**PROBLEM TO WORK ON**
Keep each line of the material that includes "arrow", and leave out the rest.

**DATA LISTING**
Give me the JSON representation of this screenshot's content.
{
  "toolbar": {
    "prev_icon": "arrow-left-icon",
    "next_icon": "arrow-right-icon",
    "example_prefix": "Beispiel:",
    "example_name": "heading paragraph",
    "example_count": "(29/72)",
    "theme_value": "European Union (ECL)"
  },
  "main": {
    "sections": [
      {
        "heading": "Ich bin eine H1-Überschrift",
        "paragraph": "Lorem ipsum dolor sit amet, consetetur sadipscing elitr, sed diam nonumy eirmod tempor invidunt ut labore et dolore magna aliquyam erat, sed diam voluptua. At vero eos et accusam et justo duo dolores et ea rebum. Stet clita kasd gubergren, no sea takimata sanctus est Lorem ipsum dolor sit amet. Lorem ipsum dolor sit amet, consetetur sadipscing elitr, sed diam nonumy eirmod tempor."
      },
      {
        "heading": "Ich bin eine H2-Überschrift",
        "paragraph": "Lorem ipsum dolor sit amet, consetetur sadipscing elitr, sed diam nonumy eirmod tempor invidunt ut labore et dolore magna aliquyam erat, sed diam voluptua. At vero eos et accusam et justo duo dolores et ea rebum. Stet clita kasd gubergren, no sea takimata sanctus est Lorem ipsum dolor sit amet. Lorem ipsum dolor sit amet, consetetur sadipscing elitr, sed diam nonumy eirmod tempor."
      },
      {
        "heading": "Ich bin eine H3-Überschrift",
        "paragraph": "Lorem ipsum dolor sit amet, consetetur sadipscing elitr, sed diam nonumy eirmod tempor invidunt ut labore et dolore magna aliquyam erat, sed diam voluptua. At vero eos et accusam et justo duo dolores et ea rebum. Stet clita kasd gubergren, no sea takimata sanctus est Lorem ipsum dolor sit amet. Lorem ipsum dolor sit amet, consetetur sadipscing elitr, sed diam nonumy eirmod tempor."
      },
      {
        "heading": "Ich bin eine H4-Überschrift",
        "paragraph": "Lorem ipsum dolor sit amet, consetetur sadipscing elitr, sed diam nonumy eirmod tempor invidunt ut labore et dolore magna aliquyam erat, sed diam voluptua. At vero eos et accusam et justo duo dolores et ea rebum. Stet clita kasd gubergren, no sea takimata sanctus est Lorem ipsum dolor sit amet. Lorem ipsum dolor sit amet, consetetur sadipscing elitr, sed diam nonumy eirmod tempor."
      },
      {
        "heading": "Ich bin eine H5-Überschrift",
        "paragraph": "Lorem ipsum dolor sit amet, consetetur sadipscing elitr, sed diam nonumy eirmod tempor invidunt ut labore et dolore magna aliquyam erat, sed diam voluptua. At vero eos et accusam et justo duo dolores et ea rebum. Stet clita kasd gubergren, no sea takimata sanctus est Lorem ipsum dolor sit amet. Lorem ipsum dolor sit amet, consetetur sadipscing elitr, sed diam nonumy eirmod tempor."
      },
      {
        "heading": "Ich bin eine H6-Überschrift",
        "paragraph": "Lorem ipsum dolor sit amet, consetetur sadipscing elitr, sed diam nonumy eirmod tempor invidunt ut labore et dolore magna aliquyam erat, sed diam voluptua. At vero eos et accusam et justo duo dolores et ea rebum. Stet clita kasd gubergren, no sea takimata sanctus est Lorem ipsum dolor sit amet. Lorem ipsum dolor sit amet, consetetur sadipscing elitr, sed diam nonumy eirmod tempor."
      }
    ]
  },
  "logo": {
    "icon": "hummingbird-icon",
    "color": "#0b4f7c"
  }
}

**OUTPUT**
    "prev_icon": "arrow-left-icon",
    "next_icon": "arrow-right-icon",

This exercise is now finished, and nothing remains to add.